▶ _Problem to solve_
Ignoring the images, restate the records below word for word.

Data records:
* * *

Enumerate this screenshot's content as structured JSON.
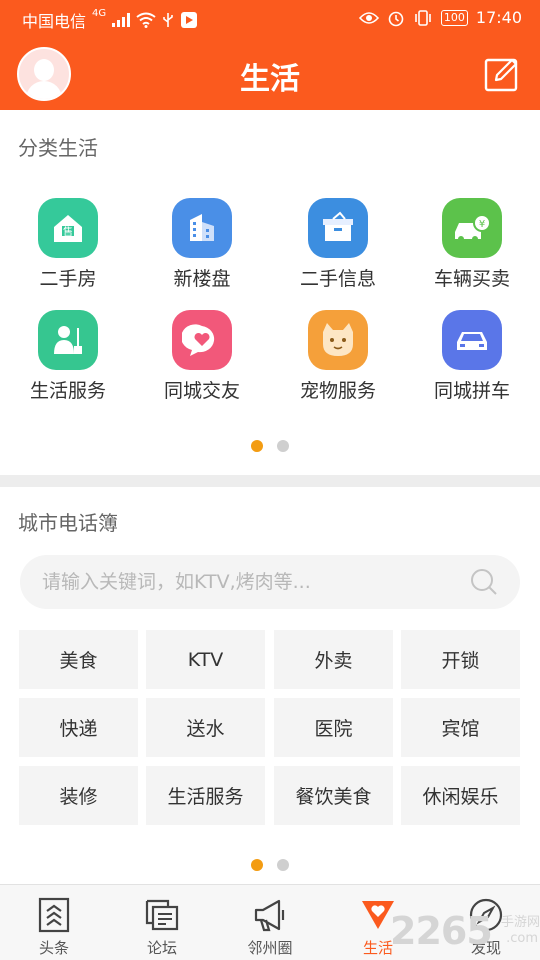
{
  "status_bar": {
    "carrier": "中国电信",
    "network": "4G",
    "battery": "100",
    "time": "17:40"
  },
  "header": {
    "title": "生活"
  },
  "categories": {
    "title": "分类生活",
    "items": [
      {
        "label": "二手房",
        "icon": "house-icon",
        "color": "#35c99a"
      },
      {
        "label": "新楼盘",
        "icon": "building-icon",
        "color": "#4a8fe7"
      },
      {
        "label": "二手信息",
        "icon": "box-icon",
        "color": "#3c8ee0"
      },
      {
        "label": "车辆买卖",
        "icon": "car-sale-icon",
        "color": "#5cc24b"
      },
      {
        "label": "生活服务",
        "icon": "cleaner-icon",
        "color": "#36c690"
      },
      {
        "label": "同城交友",
        "icon": "heart-chat-icon",
        "color": "#f2587a"
      },
      {
        "label": "宠物服务",
        "icon": "cat-icon",
        "color": "#f5a03a"
      },
      {
        "label": "同城拼车",
        "icon": "car-icon",
        "color": "#5a76e8"
      }
    ],
    "page_current": 1,
    "page_total": 2
  },
  "phonebook": {
    "title": "城市电话簿",
    "search_placeholder": "请输入关键词，如KTV,烤肉等...",
    "keywords": [
      "美食",
      "KTV",
      "外卖",
      "开锁",
      "快递",
      "送水",
      "医院",
      "宾馆",
      "装修",
      "生活服务",
      "餐饮美食",
      "休闲娱乐"
    ],
    "page_current": 1,
    "page_total": 2
  },
  "bottom_nav": {
    "items": [
      {
        "label": "头条",
        "icon": "headline-icon",
        "active": false
      },
      {
        "label": "论坛",
        "icon": "forum-icon",
        "active": false
      },
      {
        "label": "邻州圈",
        "icon": "megaphone-icon",
        "active": false
      },
      {
        "label": "生活",
        "icon": "heart-badge-icon",
        "active": true
      },
      {
        "label": "发现",
        "icon": "compass-icon",
        "active": false
      }
    ]
  },
  "watermark": {
    "brand": "2265",
    "tagline": "手游网",
    "url": ".com"
  },
  "colors": {
    "brand": "#fb5a1e",
    "dot_active": "#f39c12"
  }
}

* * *

▶ _Result_
Enumerate this screenshot's content as structured JSON.
{
  "status_bar": {
    "carrier": "中国电信",
    "network": "4G",
    "battery": "100",
    "time": "17:40"
  },
  "header": {
    "title": "生活"
  },
  "categories": {
    "title": "分类生活",
    "items": [
      {
        "label": "二手房",
        "icon": "house-icon",
        "color": "#35c99a"
      },
      {
        "label": "新楼盘",
        "icon": "building-icon",
        "color": "#4a8fe7"
      },
      {
        "label": "二手信息",
        "icon": "box-icon",
        "color": "#3c8ee0"
      },
      {
        "label": "车辆买卖",
        "icon": "car-sale-icon",
        "color": "#5cc24b"
      },
      {
        "label": "生活服务",
        "icon": "cleaner-icon",
        "color": "#36c690"
      },
      {
        "label": "同城交友",
        "icon": "heart-chat-icon",
        "color": "#f2587a"
      },
      {
        "label": "宠物服务",
        "icon": "cat-icon",
        "color": "#f5a03a"
      },
      {
        "label": "同城拼车",
        "icon": "car-icon",
        "color": "#5a76e8"
      }
    ],
    "page_current": 1,
    "page_total": 2
  },
  "phonebook": {
    "title": "城市电话簿",
    "search_placeholder": "请输入关键词，如KTV,烤肉等...",
    "keywords": [
      "美食",
      "KTV",
      "外卖",
      "开锁",
      "快递",
      "送水",
      "医院",
      "宾馆",
      "装修",
      "生活服务",
      "餐饮美食",
      "休闲娱乐"
    ],
    "page_current": 1,
    "page_total": 2
  },
  "bottom_nav": {
    "items": [
      {
        "label": "头条",
        "icon": "headline-icon",
        "active": false
      },
      {
        "label": "论坛",
        "icon": "forum-icon",
        "active": false
      },
      {
        "label": "邻州圈",
        "icon": "megaphone-icon",
        "active": false
      },
      {
        "label": "生活",
        "icon": "heart-badge-icon",
        "active": true
      },
      {
        "label": "发现",
        "icon": "compass-icon",
        "active": false
      }
    ]
  },
  "watermark": {
    "brand": "2265",
    "tagline": "手游网",
    "url": ".com"
  },
  "colors": {
    "brand": "#fb5a1e",
    "dot_active": "#f39c12"
  }
}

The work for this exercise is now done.